Items from a data source:
# # # # #

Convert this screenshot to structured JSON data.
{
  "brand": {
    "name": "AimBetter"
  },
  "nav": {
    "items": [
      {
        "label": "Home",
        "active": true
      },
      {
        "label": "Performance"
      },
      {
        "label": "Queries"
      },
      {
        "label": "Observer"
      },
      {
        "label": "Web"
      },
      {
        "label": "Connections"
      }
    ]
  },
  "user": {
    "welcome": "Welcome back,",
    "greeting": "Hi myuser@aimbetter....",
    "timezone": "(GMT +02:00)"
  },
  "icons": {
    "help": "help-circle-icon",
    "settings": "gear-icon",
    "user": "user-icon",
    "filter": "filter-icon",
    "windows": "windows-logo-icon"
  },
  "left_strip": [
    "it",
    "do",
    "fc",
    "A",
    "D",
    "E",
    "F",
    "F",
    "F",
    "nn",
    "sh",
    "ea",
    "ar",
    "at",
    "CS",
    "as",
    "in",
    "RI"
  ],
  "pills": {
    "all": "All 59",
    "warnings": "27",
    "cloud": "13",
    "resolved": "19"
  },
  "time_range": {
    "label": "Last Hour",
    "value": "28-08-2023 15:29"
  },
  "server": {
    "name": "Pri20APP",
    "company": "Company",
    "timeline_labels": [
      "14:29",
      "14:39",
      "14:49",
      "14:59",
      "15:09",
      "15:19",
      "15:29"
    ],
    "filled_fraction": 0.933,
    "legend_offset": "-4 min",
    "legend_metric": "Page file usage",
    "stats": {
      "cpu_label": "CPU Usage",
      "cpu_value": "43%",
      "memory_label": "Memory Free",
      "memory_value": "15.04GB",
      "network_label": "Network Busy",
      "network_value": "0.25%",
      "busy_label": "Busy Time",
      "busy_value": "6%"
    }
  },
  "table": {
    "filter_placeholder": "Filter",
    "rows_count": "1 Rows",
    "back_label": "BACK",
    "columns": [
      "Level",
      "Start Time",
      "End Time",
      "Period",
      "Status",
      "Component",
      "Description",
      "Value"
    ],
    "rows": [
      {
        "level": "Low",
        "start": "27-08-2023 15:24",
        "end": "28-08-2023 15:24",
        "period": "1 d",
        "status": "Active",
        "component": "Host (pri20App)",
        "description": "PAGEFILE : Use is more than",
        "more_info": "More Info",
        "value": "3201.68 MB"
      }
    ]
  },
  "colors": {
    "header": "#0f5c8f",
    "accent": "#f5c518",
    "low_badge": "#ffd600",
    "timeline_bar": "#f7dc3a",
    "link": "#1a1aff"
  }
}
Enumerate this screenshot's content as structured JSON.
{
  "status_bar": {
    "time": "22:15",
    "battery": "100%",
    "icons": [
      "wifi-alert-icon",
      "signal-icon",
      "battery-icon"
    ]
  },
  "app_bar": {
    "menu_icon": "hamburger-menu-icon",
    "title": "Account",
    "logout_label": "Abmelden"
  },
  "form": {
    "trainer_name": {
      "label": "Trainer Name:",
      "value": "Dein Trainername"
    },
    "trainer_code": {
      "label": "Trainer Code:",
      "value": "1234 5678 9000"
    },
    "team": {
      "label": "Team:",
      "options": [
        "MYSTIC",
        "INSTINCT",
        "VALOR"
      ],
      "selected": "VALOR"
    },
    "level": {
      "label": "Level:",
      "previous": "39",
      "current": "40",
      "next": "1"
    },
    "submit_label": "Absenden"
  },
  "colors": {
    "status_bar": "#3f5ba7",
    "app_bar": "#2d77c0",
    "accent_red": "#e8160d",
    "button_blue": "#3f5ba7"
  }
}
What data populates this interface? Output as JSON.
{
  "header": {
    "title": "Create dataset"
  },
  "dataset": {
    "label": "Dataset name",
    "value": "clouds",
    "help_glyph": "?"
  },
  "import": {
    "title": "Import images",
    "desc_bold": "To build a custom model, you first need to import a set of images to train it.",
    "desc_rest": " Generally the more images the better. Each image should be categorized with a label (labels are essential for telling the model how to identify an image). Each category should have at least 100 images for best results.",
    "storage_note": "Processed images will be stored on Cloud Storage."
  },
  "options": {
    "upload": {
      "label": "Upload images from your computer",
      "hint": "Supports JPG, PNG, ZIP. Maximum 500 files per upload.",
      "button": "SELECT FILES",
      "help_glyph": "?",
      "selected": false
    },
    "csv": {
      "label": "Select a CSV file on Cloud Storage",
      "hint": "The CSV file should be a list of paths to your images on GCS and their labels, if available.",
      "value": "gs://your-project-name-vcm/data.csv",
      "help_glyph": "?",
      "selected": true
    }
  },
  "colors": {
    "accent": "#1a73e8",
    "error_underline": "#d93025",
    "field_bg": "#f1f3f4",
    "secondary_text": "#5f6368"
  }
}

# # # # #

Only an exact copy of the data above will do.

Convert this screenshot to structured JSON data.
{
  "brand": {
    "name": "AimBetter"
  },
  "nav": {
    "items": [
      {
        "label": "Home",
        "active": true
      },
      {
        "label": "Performance"
      },
      {
        "label": "Queries"
      },
      {
        "label": "Observer"
      },
      {
        "label": "Web"
      },
      {
        "label": "Connections"
      }
    ]
  },
  "user": {
    "welcome": "Welcome back,",
    "greeting": "Hi myuser@aimbetter....",
    "timezone": "(GMT +02:00)"
  },
  "icons": {
    "help": "help-circle-icon",
    "settings": "gear-icon",
    "user": "user-icon",
    "filter": "filter-icon",
    "windows": "windows-logo-icon"
  },
  "left_strip": [
    "it",
    "do",
    "fc",
    "A",
    "D",
    "E",
    "F",
    "F",
    "F",
    "nn",
    "sh",
    "ea",
    "ar",
    "at",
    "CS",
    "as",
    "in",
    "RI"
  ],
  "pills": {
    "all": "All 59",
    "warnings": "27",
    "cloud": "13",
    "resolved": "19"
  },
  "time_range": {
    "label": "Last Hour",
    "value": "28-08-2023 15:29"
  },
  "server": {
    "name": "Pri20APP",
    "company": "Company",
    "timeline_labels": [
      "14:29",
      "14:39",
      "14:49",
      "14:59",
      "15:09",
      "15:19",
      "15:29"
    ],
    "filled_fraction": 0.933,
    "legend_offset": "-4 min",
    "legend_metric": "Page file usage",
    "stats": {
      "cpu_label": "CPU Usage",
      "cpu_value": "43%",
      "memory_label": "Memory Free",
      "memory_value": "15.04GB",
      "network_label": "Network Busy",
      "network_value": "0.25%",
      "busy_label": "Busy Time",
      "busy_value": "6%"
    }
  },
  "table": {
    "filter_placeholder": "Filter",
    "rows_count": "1 Rows",
    "back_label": "BACK",
    "columns": [
      "Level",
      "Start Time",
      "End Time",
      "Period",
      "Status",
      "Component",
      "Description",
      "Value"
    ],
    "rows": [
      {
        "level": "Low",
        "start": "27-08-2023 15:24",
        "end": "28-08-2023 15:24",
        "period": "1 d",
        "status": "Active",
        "component": "Host (pri20App)",
        "description": "PAGEFILE : Use is more than",
        "more_info": "More Info",
        "value": "3201.68 MB"
      }
    ]
  },
  "colors": {
    "header": "#0f5c8f",
    "accent": "#f5c518",
    "low_badge": "#ffd600",
    "timeline_bar": "#f7dc3a",
    "link": "#1a1aff"
  }
}
Enumerate this screenshot's content as structured JSON.
{
  "status_bar": {
    "time": "22:15",
    "battery": "100%",
    "icons": [
      "wifi-alert-icon",
      "signal-icon",
      "battery-icon"
    ]
  },
  "app_bar": {
    "menu_icon": "hamburger-menu-icon",
    "title": "Account",
    "logout_label": "Abmelden"
  },
  "form": {
    "trainer_name": {
      "label": "Trainer Name:",
      "value": "Dein Trainername"
    },
    "trainer_code": {
      "label": "Trainer Code:",
      "value": "1234 5678 9000"
    },
    "team": {
      "label": "Team:",
      "options": [
        "MYSTIC",
        "INSTINCT",
        "VALOR"
      ],
      "selected": "VALOR"
    },
    "level": {
      "label": "Level:",
      "previous": "39",
      "current": "40",
      "next": "1"
    },
    "submit_label": "Absenden"
  },
  "colors": {
    "status_bar": "#3f5ba7",
    "app_bar": "#2d77c0",
    "accent_red": "#e8160d",
    "button_blue": "#3f5ba7"
  }
}
What data populates this interface? Output as JSON.
{
  "header": {
    "title": "Create dataset"
  },
  "dataset": {
    "label": "Dataset name",
    "value": "clouds",
    "help_glyph": "?"
  },
  "import": {
    "title": "Import images",
    "desc_bold": "To build a custom model, you first need to import a set of images to train it.",
    "desc_rest": " Generally the more images the better. Each image should be categorized with a label (labels are essential for telling the model how to identify an image). Each category should have at least 100 images for best results.",
    "storage_note": "Processed images will be stored on Cloud Storage."
  },
  "options": {
    "upload": {
      "label": "Upload images from your computer",
      "hint": "Supports JPG, PNG, ZIP. Maximum 500 files per upload.",
      "button": "SELECT FILES",
      "help_glyph": "?",
      "selected": false
    },
    "csv": {
      "label": "Select a CSV file on Cloud Storage",
      "hint": "The CSV file should be a list of paths to your images on GCS and their labels, if available.",
      "value": "gs://your-project-name-vcm/data.csv",
      "help_glyph": "?",
      "selected": true
    }
  },
  "colors": {
    "accent": "#1a73e8",
    "error_underline": "#d93025",
    "field_bg": "#f1f3f4",
    "secondary_text": "#5f6368"
  }
}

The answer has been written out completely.